*What is being asked*. Each record must appear in the answer exactly as given.

#### Working data

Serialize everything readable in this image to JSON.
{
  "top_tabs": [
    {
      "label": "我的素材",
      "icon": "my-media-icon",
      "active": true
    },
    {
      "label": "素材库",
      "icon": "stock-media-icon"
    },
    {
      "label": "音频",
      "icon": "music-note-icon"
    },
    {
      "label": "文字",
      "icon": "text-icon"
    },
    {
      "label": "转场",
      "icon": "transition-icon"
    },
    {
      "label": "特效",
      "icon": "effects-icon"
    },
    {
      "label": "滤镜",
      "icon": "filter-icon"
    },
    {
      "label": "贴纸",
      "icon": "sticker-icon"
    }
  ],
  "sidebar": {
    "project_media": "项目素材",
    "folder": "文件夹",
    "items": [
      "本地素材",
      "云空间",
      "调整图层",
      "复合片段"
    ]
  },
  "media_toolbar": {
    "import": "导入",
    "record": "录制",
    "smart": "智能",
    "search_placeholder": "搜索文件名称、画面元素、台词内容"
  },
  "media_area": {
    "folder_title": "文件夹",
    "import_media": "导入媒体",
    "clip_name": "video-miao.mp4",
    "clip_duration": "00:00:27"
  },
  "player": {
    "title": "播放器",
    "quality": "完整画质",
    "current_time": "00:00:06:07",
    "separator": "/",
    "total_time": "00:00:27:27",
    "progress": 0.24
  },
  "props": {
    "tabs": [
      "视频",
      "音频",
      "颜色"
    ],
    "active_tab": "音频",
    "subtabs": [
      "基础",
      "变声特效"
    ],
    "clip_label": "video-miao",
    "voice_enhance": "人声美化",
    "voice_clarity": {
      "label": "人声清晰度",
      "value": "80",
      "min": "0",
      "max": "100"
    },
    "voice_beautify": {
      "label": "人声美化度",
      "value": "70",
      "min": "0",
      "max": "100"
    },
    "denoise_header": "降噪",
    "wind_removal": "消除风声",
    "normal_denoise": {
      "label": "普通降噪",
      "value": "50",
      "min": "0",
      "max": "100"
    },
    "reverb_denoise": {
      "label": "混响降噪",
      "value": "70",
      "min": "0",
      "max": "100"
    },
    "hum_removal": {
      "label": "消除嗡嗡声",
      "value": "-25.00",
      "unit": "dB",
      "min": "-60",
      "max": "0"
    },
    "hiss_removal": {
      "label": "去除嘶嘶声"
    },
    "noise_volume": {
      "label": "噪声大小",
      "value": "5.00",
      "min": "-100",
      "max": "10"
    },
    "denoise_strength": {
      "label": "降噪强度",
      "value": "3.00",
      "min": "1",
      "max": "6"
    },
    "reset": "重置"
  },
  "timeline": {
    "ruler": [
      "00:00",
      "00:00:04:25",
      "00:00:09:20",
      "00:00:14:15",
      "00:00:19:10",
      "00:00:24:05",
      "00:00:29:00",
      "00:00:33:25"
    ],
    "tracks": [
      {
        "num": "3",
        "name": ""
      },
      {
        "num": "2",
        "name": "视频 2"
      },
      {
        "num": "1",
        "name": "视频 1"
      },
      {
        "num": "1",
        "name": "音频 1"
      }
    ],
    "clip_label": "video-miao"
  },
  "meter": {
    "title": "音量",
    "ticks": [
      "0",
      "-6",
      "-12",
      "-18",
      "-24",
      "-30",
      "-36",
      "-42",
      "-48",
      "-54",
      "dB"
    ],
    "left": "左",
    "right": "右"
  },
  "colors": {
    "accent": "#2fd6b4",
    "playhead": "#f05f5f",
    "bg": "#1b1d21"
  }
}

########

*Answer space*.
Serialize everything readable in this image to JSON.
{
  "top_tabs": [
    {
      "label": "我的素材",
      "icon": "my-media-icon",
      "active": true
    },
    {
      "label": "素材库",
      "icon": "stock-media-icon"
    },
    {
      "label": "音频",
      "icon": "music-note-icon"
    },
    {
      "label": "文字",
      "icon": "text-icon"
    },
    {
      "label": "转场",
      "icon": "transition-icon"
    },
    {
      "label": "特效",
      "icon": "effects-icon"
    },
    {
      "label": "滤镜",
      "icon": "filter-icon"
    },
    {
      "label": "贴纸",
      "icon": "sticker-icon"
    }
  ],
  "sidebar": {
    "project_media": "项目素材",
    "folder": "文件夹",
    "items": [
      "本地素材",
      "云空间",
      "调整图层",
      "复合片段"
    ]
  },
  "media_toolbar": {
    "import": "导入",
    "record": "录制",
    "smart": "智能",
    "search_placeholder": "搜索文件名称、画面元素、台词内容"
  },
  "media_area": {
    "folder_title": "文件夹",
    "import_media": "导入媒体",
    "clip_name": "video-miao.mp4",
    "clip_duration": "00:00:27"
  },
  "player": {
    "title": "播放器",
    "quality": "完整画质",
    "current_time": "00:00:06:07",
    "separator": "/",
    "total_time": "00:00:27:27",
    "progress": 0.24
  },
  "props": {
    "tabs": [
      "视频",
      "音频",
      "颜色"
    ],
    "active_tab": "音频",
    "subtabs": [
      "基础",
      "变声特效"
    ],
    "clip_label": "video-miao",
    "voice_enhance": "人声美化",
    "voice_clarity": {
      "label": "人声清晰度",
      "value": "80",
      "min": "0",
      "max": "100"
    },
    "voice_beautify": {
      "label": "人声美化度",
      "value": "70",
      "min": "0",
      "max": "100"
    },
    "denoise_header": "降噪",
    "wind_removal": "消除风声",
    "normal_denoise": {
      "label": "普通降噪",
      "value": "50",
      "min": "0",
      "max": "100"
    },
    "reverb_denoise": {
      "label": "混响降噪",
      "value": "70",
      "min": "0",
      "max": "100"
    },
    "hum_removal": {
      "label": "消除嗡嗡声",
      "value": "-25.00",
      "unit": "dB",
      "min": "-60",
      "max": "0"
    },
    "hiss_removal": {
      "label": "去除嘶嘶声"
    },
    "noise_volume": {
      "label": "噪声大小",
      "value": "5.00",
      "min": "-100",
      "max": "10"
    },
    "denoise_strength": {
      "label": "降噪强度",
      "value": "3.00",
      "min": "1",
      "max": "6"
    },
    "reset": "重置"
  },
  "timeline": {
    "ruler": [
      "00:00",
      "00:00:04:25",
      "00:00:09:20",
      "00:00:14:15",
      "00:00:19:10",
      "00:00:24:05",
      "00:00:29:00",
      "00:00:33:25"
    ],
    "tracks": [
      {
        "num": "3",
        "name": ""
      },
      {
        "num": "2",
        "name": "视频 2"
      },
      {
        "num": "1",
        "name": "视频 1"
      },
      {
        "num": "1",
        "name": "音频 1"
      }
    ],
    "clip_label": "video-miao"
  },
  "meter": {
    "title": "音量",
    "ticks": [
      "0",
      "-6",
      "-12",
      "-18",
      "-24",
      "-30",
      "-36",
      "-42",
      "-48",
      "-54",
      "dB"
    ],
    "left": "左",
    "right": "右"
  },
  "colors": {
    "accent": "#2fd6b4",
    "playhead": "#f05f5f",
    "bg": "#1b1d21"
  }
}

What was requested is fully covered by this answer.